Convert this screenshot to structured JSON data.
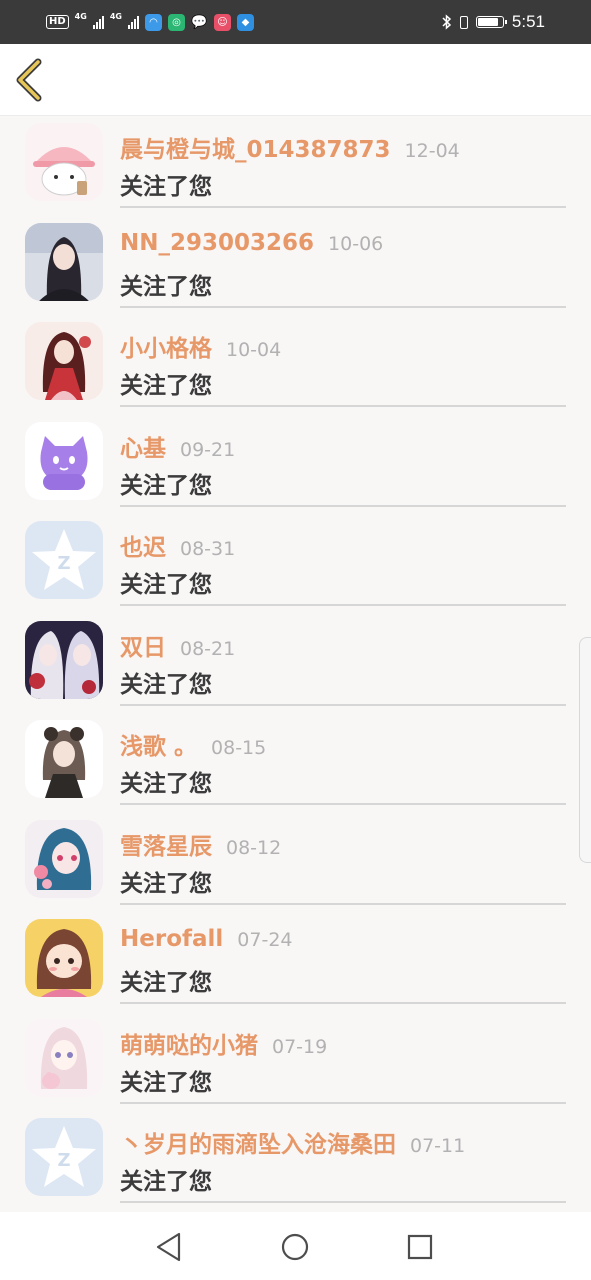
{
  "status_bar": {
    "hd": "HD",
    "network1": "4G",
    "network2": "4G",
    "time": "5:51",
    "battery_level": 0.9,
    "icons": [
      "hd-icon",
      "signal-icon",
      "signal-icon",
      "app-icon",
      "app-icon",
      "wechat-icon",
      "app-icon",
      "app-icon",
      "bluetooth-icon",
      "vibrate-icon",
      "battery-icon"
    ]
  },
  "header": {
    "back_icon": "chevron-left-icon",
    "accent": "#e7c65a"
  },
  "followers": [
    {
      "name": "晨与橙与城_014387873",
      "date": "12-04",
      "action": "关注了您"
    },
    {
      "name": "NN_293003266",
      "date": "10-06",
      "action": "关注了您"
    },
    {
      "name": "小小格格",
      "date": "10-04",
      "action": "关注了您"
    },
    {
      "name": "心基",
      "date": "09-21",
      "action": "关注了您"
    },
    {
      "name": "也迟",
      "date": "08-31",
      "action": "关注了您"
    },
    {
      "name": "双日",
      "date": "08-21",
      "action": "关注了您"
    },
    {
      "name": "浅歌 。",
      "date": "08-15",
      "action": "关注了您"
    },
    {
      "name": "雪落星辰",
      "date": "08-12",
      "action": "关注了您"
    },
    {
      "name": "Herofall",
      "date": "07-24",
      "action": "关注了您"
    },
    {
      "name": "萌萌哒的小猪",
      "date": "07-19",
      "action": "关注了您"
    },
    {
      "name": "丶岁月的雨滴坠入沧海桑田",
      "date": "07-11",
      "action": "关注了您"
    }
  ],
  "colors": {
    "name": "#e79868",
    "date": "#b2b2b2",
    "action": "#3b3b3b",
    "background": "#f9f6f6"
  },
  "nav_bar": {
    "icons": [
      "back-triangle-icon",
      "home-circle-icon",
      "recents-square-icon"
    ]
  }
}
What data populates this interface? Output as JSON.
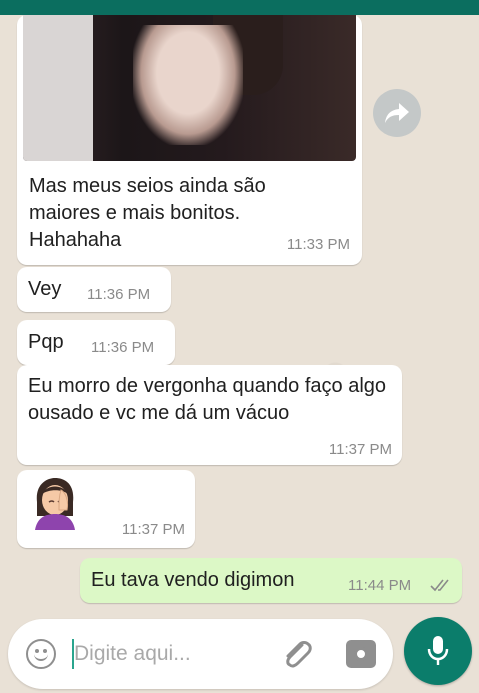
{
  "colors": {
    "header": "#0b6e5f",
    "chat_background": "#e9e1d6",
    "incoming_bubble": "#ffffff",
    "outgoing_bubble": "#dcf8c6",
    "mic_button": "#0b7d6b",
    "read_ticks": "#8a8a8a"
  },
  "messages": [
    {
      "type": "image",
      "direction": "incoming",
      "text": "Mas meus seios ainda são maiores e mais bonitos. Hahahaha",
      "time": "11:33 PM"
    },
    {
      "type": "text",
      "direction": "incoming",
      "text": "Vey",
      "time": "11:36 PM"
    },
    {
      "type": "text",
      "direction": "incoming",
      "text": "Pqp",
      "time": "11:36 PM"
    },
    {
      "type": "text",
      "direction": "incoming",
      "text": "Eu morro de vergonha quando faço algo ousado e vc me dá um vácuo",
      "time": "11:37 PM"
    },
    {
      "type": "emoji",
      "direction": "incoming",
      "emoji": "face-palm-woman-emoji",
      "time": "11:37 PM"
    },
    {
      "type": "text",
      "direction": "outgoing",
      "text": "Eu tava vendo digimon",
      "time": "11:44 PM",
      "status": "read"
    }
  ],
  "input": {
    "placeholder": "Digite aqui...",
    "value": ""
  },
  "icons": {
    "forward": "forward-icon",
    "emoji": "smiley-icon",
    "attach": "paperclip-icon",
    "camera": "camera-icon",
    "mic": "microphone-icon"
  }
}
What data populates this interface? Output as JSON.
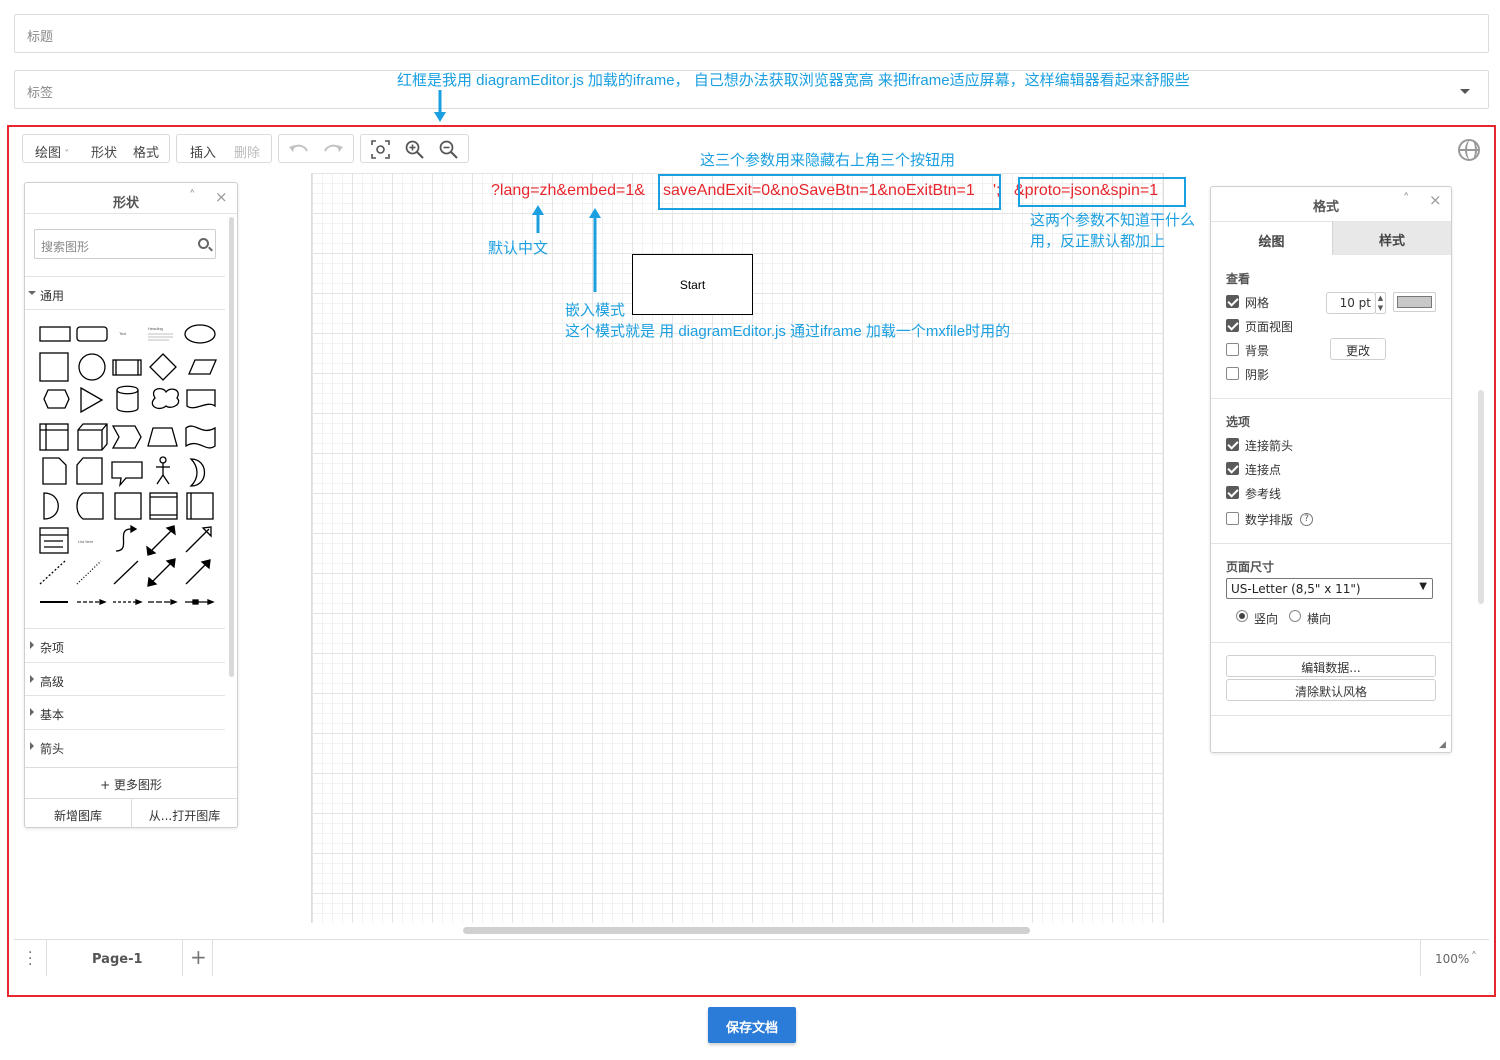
{
  "form": {
    "title_placeholder": "标题",
    "tags_placeholder": "标签",
    "save_button": "保存文档"
  },
  "annotations": {
    "top_note": "红框是我用 diagramEditor.js 加载的iframe， 自己想办法获取浏览器宽高 来把iframe适应屏幕，这样编辑器看起来舒服些",
    "three_params_note": "这三个参数用来隐藏右上角三个按钮用",
    "url_part1": "?lang=zh&embed=1&",
    "url_part2": "saveAndExit=0&noSaveBtn=1&noExitBtn=1",
    "url_part3": "';",
    "url_part4": "&proto=json&spin=1",
    "two_params_note_1": "这两个参数不知道干什么",
    "two_params_note_2": "用，反正默认都加上",
    "default_chinese": "默认中文",
    "embed_mode_1": "嵌入模式",
    "embed_mode_2": "这个模式就是 用 diagramEditor.js 通过iframe 加载一个mxfile时用的"
  },
  "toolbar": {
    "diagram": "绘图",
    "shape": "形状",
    "format": "格式",
    "insert": "插入",
    "delete": "删除"
  },
  "shapes_panel": {
    "title": "形状",
    "search_placeholder": "搜索图形",
    "sections": [
      "通用",
      "杂项",
      "高级",
      "基本",
      "箭头"
    ],
    "more_shapes": "+ 更多图形",
    "new_library": "新增图库",
    "open_library": "从...打开图库"
  },
  "canvas": {
    "start_label": "Start"
  },
  "format_panel": {
    "title": "格式",
    "tabs": [
      "绘图",
      "样式"
    ],
    "view_title": "查看",
    "grid": "网格",
    "grid_size": "10 pt",
    "page_view": "页面视图",
    "background": "背景",
    "change": "更改",
    "shadow": "阴影",
    "options_title": "选项",
    "connection_arrows": "连接箭头",
    "connection_points": "连接点",
    "guides": "参考线",
    "math": "数学排版",
    "page_size_title": "页面尺寸",
    "page_size_value": "US-Letter (8,5\" x 11\")",
    "portrait": "竖向",
    "landscape": "横向",
    "edit_data": "编辑数据...",
    "clear_default_style": "清除默认风格",
    "checked": {
      "grid": true,
      "page_view": true,
      "background": false,
      "shadow": false,
      "connection_arrows": true,
      "connection_points": true,
      "guides": true,
      "math": false
    },
    "orientation": "portrait",
    "grid_color": "#c8c8c8"
  },
  "footer": {
    "page_tab": "Page-1",
    "zoom": "100%"
  },
  "colors": {
    "annotation_blue": "#1a9fe0",
    "annotation_red": "#e8262d",
    "save_button_bg": "#2a7cd8"
  }
}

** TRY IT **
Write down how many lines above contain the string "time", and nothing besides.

** EXERCISE SOLUTION **
7